Machine learning models are probabilistic and their performance can change over time, as the data they were trained on can vary along the way .
Let’s have a look at how changes in our world can affect the validity of machine learning models.
Consider Natural Language Processing models trained to judge if a given sentence is positive or negative. Back in 2019, when it was trained, it was performing really well on all 10 languages trained, but a year later its performance decreased significantly for all of them.
Why? In 2019, the sentence “Rob had Corona last week” was a relatively positive sentence about Rob having a Corona beer. In 2020, the meaning changed completely, but the models trained in 2019 were not aware because they were not given any context regarding this change.
With good, detailed monitoring of the running ML models, identifying and fixing mistakes like this can be done much faster. Explainability provides immediate visibility into errors, and can contextualize reasons why they happened in the first place, thus speeding up the fixing process. Looking after one machine learning model is a tedious but manageable job; however, when the project grows from 1 to 10 models it makes it impossible to manage old models while developing new ones. At Media Distillery we are very keen on creating dashboards with metrics updated in real-time, which keeps our services healthy while speeding up the search and fix of bugs.
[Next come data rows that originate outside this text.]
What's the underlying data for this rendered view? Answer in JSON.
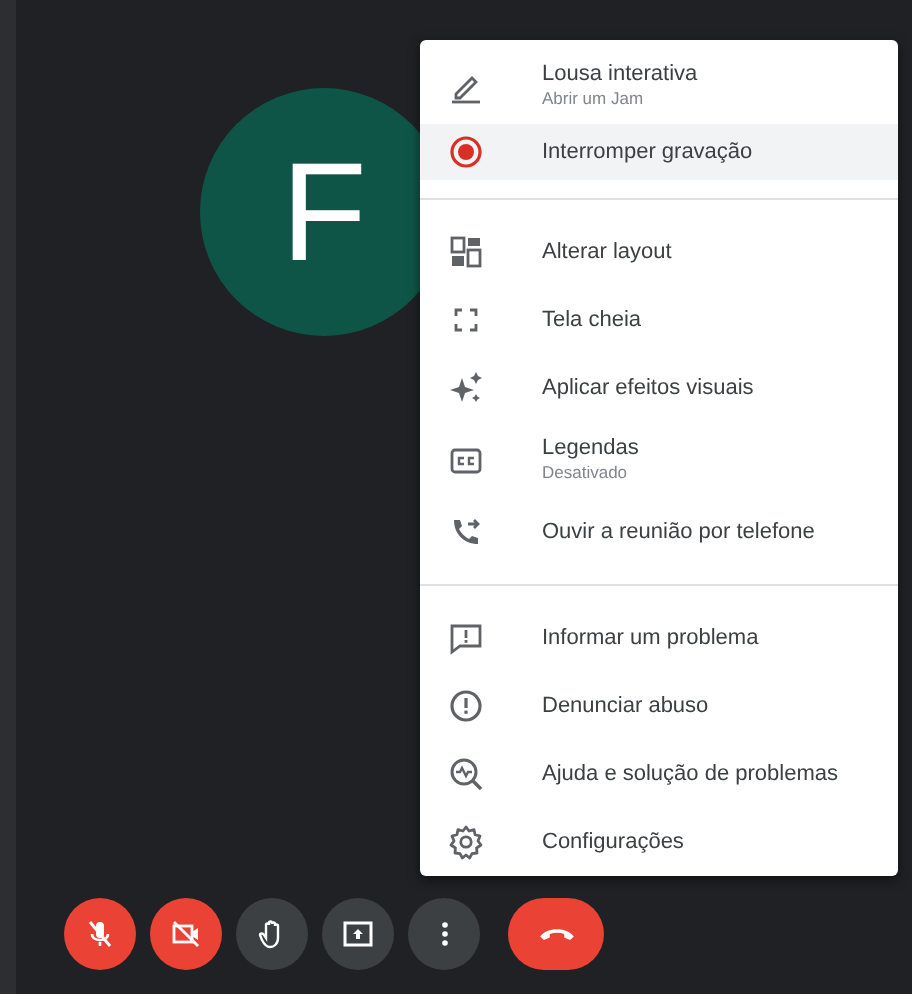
{
  "participant": {
    "initial": "F"
  },
  "menu": {
    "sections": [
      {
        "items": [
          {
            "kind": "whiteboard",
            "label": "Lousa interativa",
            "sublabel": "Abrir um Jam",
            "selected": false
          },
          {
            "kind": "record",
            "label": "Interromper gravação",
            "selected": true
          }
        ]
      },
      {
        "items": [
          {
            "kind": "layout",
            "label": "Alterar layout",
            "selected": false
          },
          {
            "kind": "fullscreen",
            "label": "Tela cheia",
            "selected": false
          },
          {
            "kind": "effects",
            "label": "Aplicar efeitos visuais",
            "selected": false
          },
          {
            "kind": "captions",
            "label": "Legendas",
            "sublabel": "Desativado",
            "selected": false
          },
          {
            "kind": "phone",
            "label": "Ouvir a reunião por telefone",
            "selected": false
          }
        ]
      },
      {
        "items": [
          {
            "kind": "feedback",
            "label": "Informar um problema",
            "selected": false
          },
          {
            "kind": "alert",
            "label": "Denunciar abuso",
            "selected": false
          },
          {
            "kind": "help",
            "label": "Ajuda e solução de problemas",
            "selected": false
          },
          {
            "kind": "settings",
            "label": "Configurações",
            "selected": false
          }
        ]
      }
    ]
  },
  "controls": [
    {
      "kind": "mic",
      "off": true
    },
    {
      "kind": "camera",
      "off": true
    },
    {
      "kind": "hand",
      "off": false
    },
    {
      "kind": "present"
    },
    {
      "kind": "more"
    },
    {
      "kind": "hangup"
    }
  ]
}
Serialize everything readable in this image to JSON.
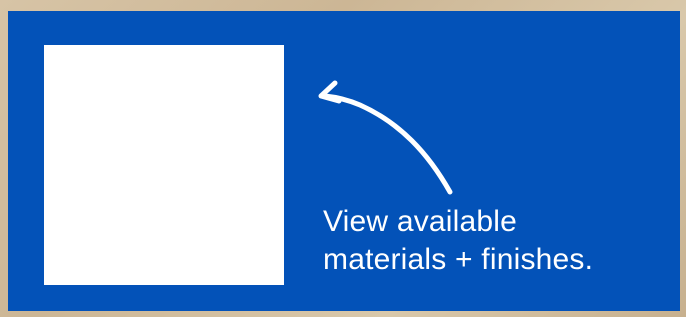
{
  "colors": {
    "card_background": "#0352b8",
    "placeholder": "#ffffff",
    "text": "#ffffff",
    "arrow": "#ffffff"
  },
  "caption": {
    "line1": "View available",
    "line2": "materials + finishes."
  },
  "arrow_icon": "curved-arrow-up-left"
}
Therefore, having very good detailed monitoring makes this task a lot easier, more manageable, and efficient.
Explainability becomes an even more pressing matter in the light of newly proposed EU regulations regarding AI. Margrethe Vestager, Executive Vice President for A Europe Fit for the Digital Age, has said:
“On Artificial Intelligence, trust is a must, not a nice to have. With these landmark rules, the EU is spearheading the development of new global norms to make sure AI can be trusted.”
Some of the biggest companies are already integrating explainability into their product, which will lead to more of their users trusting their solution. For example, Facebook did it some time ago for their low-risk ads engine, allowing users to understand why they are seeing certain ads on their feed.
That is why it’s important to act now. At Media Distillery we are making an effort to make all our AI algorithms more explainable and we will show you how we are achieving this in the next episode.
1 source: https://theblue.ai/blog/lime-models-explanation/
December 6, 2021